• _PROBLEM REQUIREMENTS_
When the string "annotation" is part of a line below, that line should be copied.

________________________

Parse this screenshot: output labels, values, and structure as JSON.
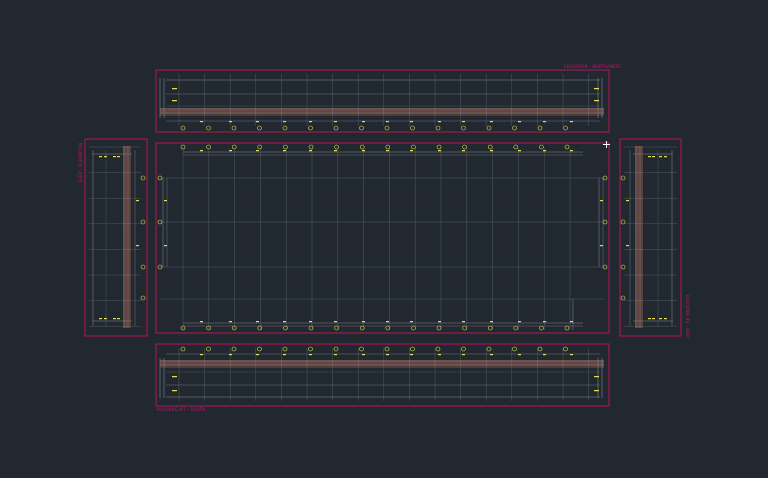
{
  "app": "CAD drawing viewport",
  "colors": {
    "background": "#212830",
    "frame": "#c8145a",
    "grid": "#55606a",
    "gridLight": "#7c8690",
    "annotation": "#e8e04a",
    "member": "#d8a07a",
    "memberAlt": "#e07070",
    "text": "#d01070"
  },
  "views": {
    "north": {
      "label": "ELEVATION - NORTH/WEST"
    },
    "west": {
      "label": "ELEV - ELEVATION"
    },
    "east": {
      "label": "BUILDING #1 - EAST"
    },
    "south": {
      "label": "BUILDING #1 - SOUTH"
    }
  }
}
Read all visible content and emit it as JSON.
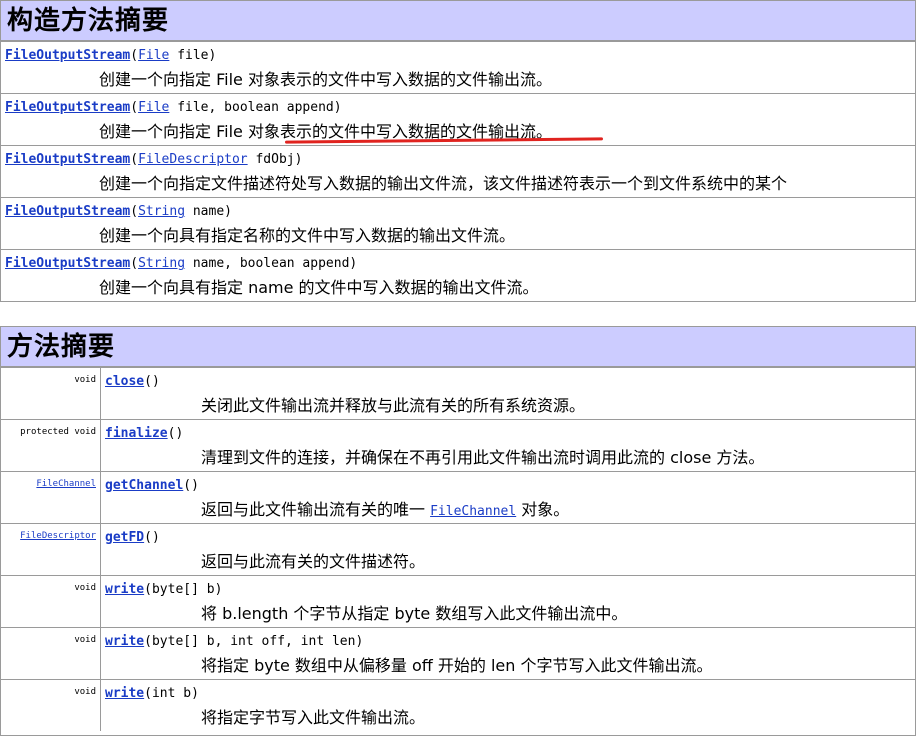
{
  "constructors": {
    "title": "构造方法摘要",
    "rows": [
      {
        "name": "FileOutputStream",
        "param_type": "File",
        "params_rest": " file)",
        "desc": "创建一个向指定 File 对象表示的文件中写入数据的文件输出流。"
      },
      {
        "name": "FileOutputStream",
        "param_type": "File",
        "params_rest": " file, boolean append)",
        "desc": "创建一个向指定 File 对象表示的文件中写入数据的文件输出流。"
      },
      {
        "name": "FileOutputStream",
        "param_type": "FileDescriptor",
        "params_rest": " fdObj)",
        "desc": "创建一个向指定文件描述符处写入数据的输出文件流，该文件描述符表示一个到文件系统中的某个"
      },
      {
        "name": "FileOutputStream",
        "param_type": "String",
        "params_rest": " name)",
        "desc": "创建一个向具有指定名称的文件中写入数据的输出文件流。"
      },
      {
        "name": "FileOutputStream",
        "param_type": "String",
        "params_rest": " name, boolean append)",
        "desc": "创建一个向具有指定 name 的文件中写入数据的输出文件流。"
      }
    ]
  },
  "methods": {
    "title": "方法摘要",
    "rows": [
      {
        "ret": "void",
        "name": "close",
        "params": "()",
        "desc": "关闭此文件输出流并释放与此流有关的所有系统资源。"
      },
      {
        "ret": "protected  void",
        "name": "finalize",
        "params": "()",
        "desc": "清理到文件的连接，并确保在不再引用此文件输出流时调用此流的 close 方法。"
      },
      {
        "ret": "FileChannel",
        "ret_link": true,
        "name": "getChannel",
        "params": "()",
        "desc_pre": "返回与此文件输出流有关的唯一 ",
        "desc_link": "FileChannel",
        "desc_post": " 对象。"
      },
      {
        "ret": "FileDescriptor",
        "ret_link": true,
        "name": "getFD",
        "params": "()",
        "desc": "返回与此流有关的文件描述符。"
      },
      {
        "ret": "void",
        "name": "write",
        "params": "(byte[] b)",
        "desc": "将 b.length 个字节从指定 byte 数组写入此文件输出流中。"
      },
      {
        "ret": "void",
        "name": "write",
        "params": "(byte[] b, int off, int len)",
        "desc": "将指定 byte 数组中从偏移量 off 开始的 len 个字节写入此文件输出流。"
      },
      {
        "ret": "void",
        "name": "write",
        "params": "(int b)",
        "desc": "将指定字节写入此文件输出流。"
      }
    ]
  },
  "colors": {
    "header_bg": "#ccccff",
    "link": "#1a3cc6",
    "annotation": "#e0231f"
  }
}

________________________

• _WRITTEN REPLY_
    "annotation": "#e8e04a",
    "annotation": "#e0231f"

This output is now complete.